ACTIVITY:
All lines below must be repeated exactly, with the pictures omitted.

Dataset rows describing interfaces
====

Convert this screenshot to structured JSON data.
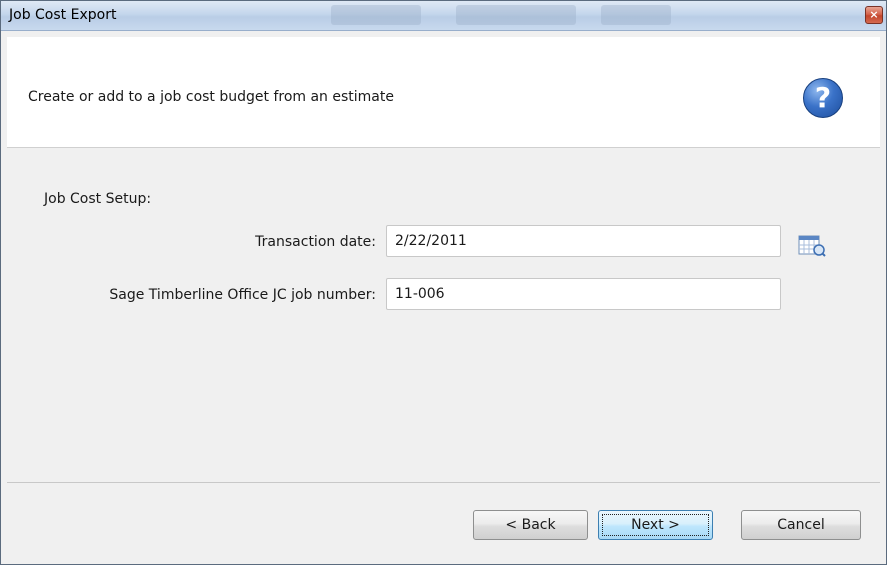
{
  "window": {
    "title": "Job Cost Export",
    "close_label": "×"
  },
  "header": {
    "heading": "Create or add to a job cost budget from an estimate",
    "help_glyph": "?"
  },
  "setup": {
    "section_label": "Job Cost Setup:",
    "transaction_date": {
      "label": "Transaction date:",
      "value": "2/22/2011"
    },
    "job_number": {
      "label": "Sage Timberline Office JC job number:",
      "value": "11-006"
    }
  },
  "footer": {
    "back_label": "< Back",
    "next_label": "Next >",
    "cancel_label": "Cancel"
  },
  "colors": {
    "accent": "#3a72c8",
    "default_button_border": "#3c7fb1",
    "close_button": "#c3452c"
  },
  "icons": {
    "help": "help-icon",
    "calendar": "calendar-icon",
    "close": "close-icon"
  }
}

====

RESULT BELOW:
Convert this screenshot to structured JSON data.
{
  "window": {
    "title": "Job Cost Export",
    "close_label": "×"
  },
  "header": {
    "heading": "Create or add to a job cost budget from an estimate",
    "help_glyph": "?"
  },
  "setup": {
    "section_label": "Job Cost Setup:",
    "transaction_date": {
      "label": "Transaction date:",
      "value": "2/22/2011"
    },
    "job_number": {
      "label": "Sage Timberline Office JC job number:",
      "value": "11-006"
    }
  },
  "footer": {
    "back_label": "< Back",
    "next_label": "Next >",
    "cancel_label": "Cancel"
  },
  "colors": {
    "accent": "#3a72c8",
    "default_button_border": "#3c7fb1",
    "close_button": "#c3452c"
  },
  "icons": {
    "help": "help-icon",
    "calendar": "calendar-icon",
    "close": "close-icon"
  }
}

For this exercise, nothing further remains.